The general consensus is that Phil Emery wouldn’t pull the plug on the Trestman/Cutler experiment after only two seasons together, this 2013 debacle be damned and the obstacle of unloading Cutler’s contract. But if Emery wants to remain credible and take ownership of his decisions, and possibly preserve his own job, he has to face the fact that this current plan may eventually have to end up in the trash heap sooner than later. These final four games may be just the proof that Emery needs to solidify his decision.

Run the damn football!

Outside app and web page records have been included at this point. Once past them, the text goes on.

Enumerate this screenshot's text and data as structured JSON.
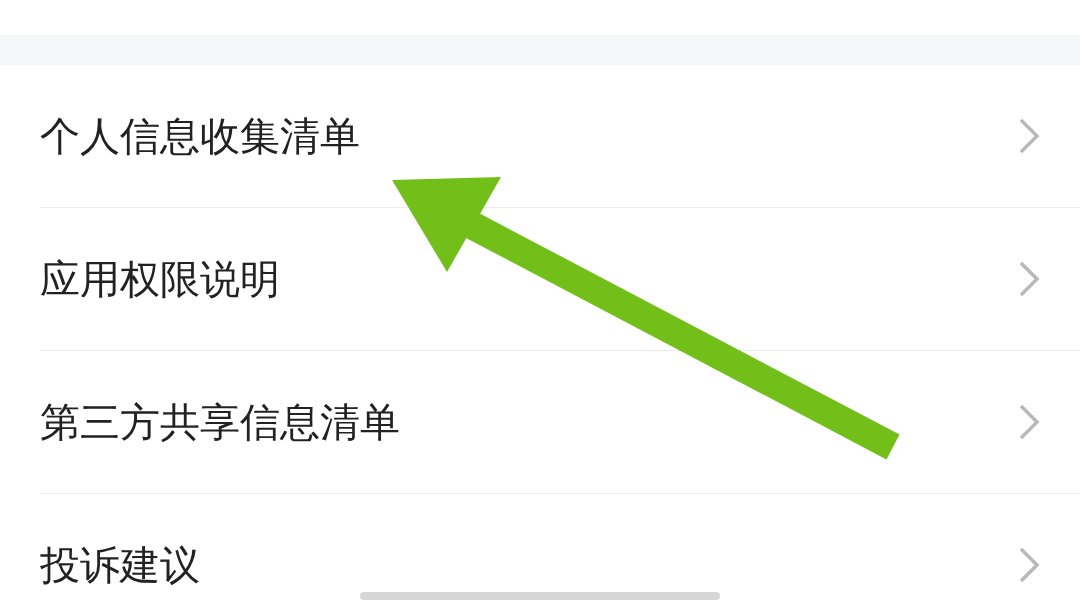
{
  "menu_items": [
    {
      "label": "个人信息收集清单"
    },
    {
      "label": "应用权限说明"
    },
    {
      "label": "第三方共享信息清单"
    },
    {
      "label": "投诉建议"
    }
  ]
}
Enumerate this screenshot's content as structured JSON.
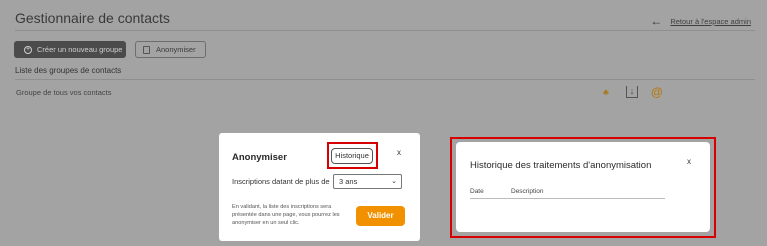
{
  "header": {
    "title": "Gestionnaire de contacts",
    "back_link": "Retour à l'espace admin"
  },
  "toolbar": {
    "create_group": "Créer un nouveau groupe",
    "anonymize": "Anonymiser"
  },
  "groups": {
    "section_title": "Liste des groupes de contacts",
    "rows": [
      {
        "name": "Groupe de tous vos contacts"
      }
    ]
  },
  "anonymize_modal": {
    "title": "Anonymiser",
    "history_button": "Historique",
    "close": "x",
    "filter_label": "Inscriptions datant de plus de",
    "selected_option": "3 ans",
    "help_text": "En validant, la liste des inscriptions sera présentée dans une page, vous pourrez les anonymiser en un seul clic.",
    "validate_button": "Valider"
  },
  "history_modal": {
    "title": "Historique des traitements d'anonymisation",
    "close": "x",
    "columns": [
      "Date",
      "Description"
    ]
  },
  "colors": {
    "accent": "#f29100",
    "highlight": "#d60000"
  }
}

Eight rushing attempts. EIGHT. I wasn’t sure it was even possible throughout the course of an entire game to only run the ball eight times, but Trestman found a way last Thursday against Detroit. What’s even more confusing is this all coming on the heels of repeated statements from Trestman that the offense was going to work hard on maintaining an acceptable level of run/pass balance since the bye week.  Worse than that now is running back Matt Forte is becoming increasingly frustrated with the game plans and play-calling, and understandably so. Said Forte on Monday:

It’s of the utmost importance, especially if we’re playing outside with the weather and stuff. You can’t just sit back there and throw 50 passes a game and expect to win. [Against Detroit], the front four were pinning their ears back. They didn’t have anything to do but pass rush. They’re not respecting the run, and then if you play fake, they’re not going to take the play fake because you haven’t been running the ball. It’s a big part of the play-action game, to keep the defense off of keying on exactly what to do, whether it’s pass rush or trying to stop the run.

Ouch. That’s not exactly a ringing endorsement for Trestman coming from his most productive player in 2014. With the remaining games being essentially meaningless in terms of playoff contention, the least Trestman can do is prove to Emery that he can run a functional offense, both through game planning and in-game adjustments. All that must start with feeding your best weapon the ball consistently on the ground and taking pressure off of Cutler and the passing game.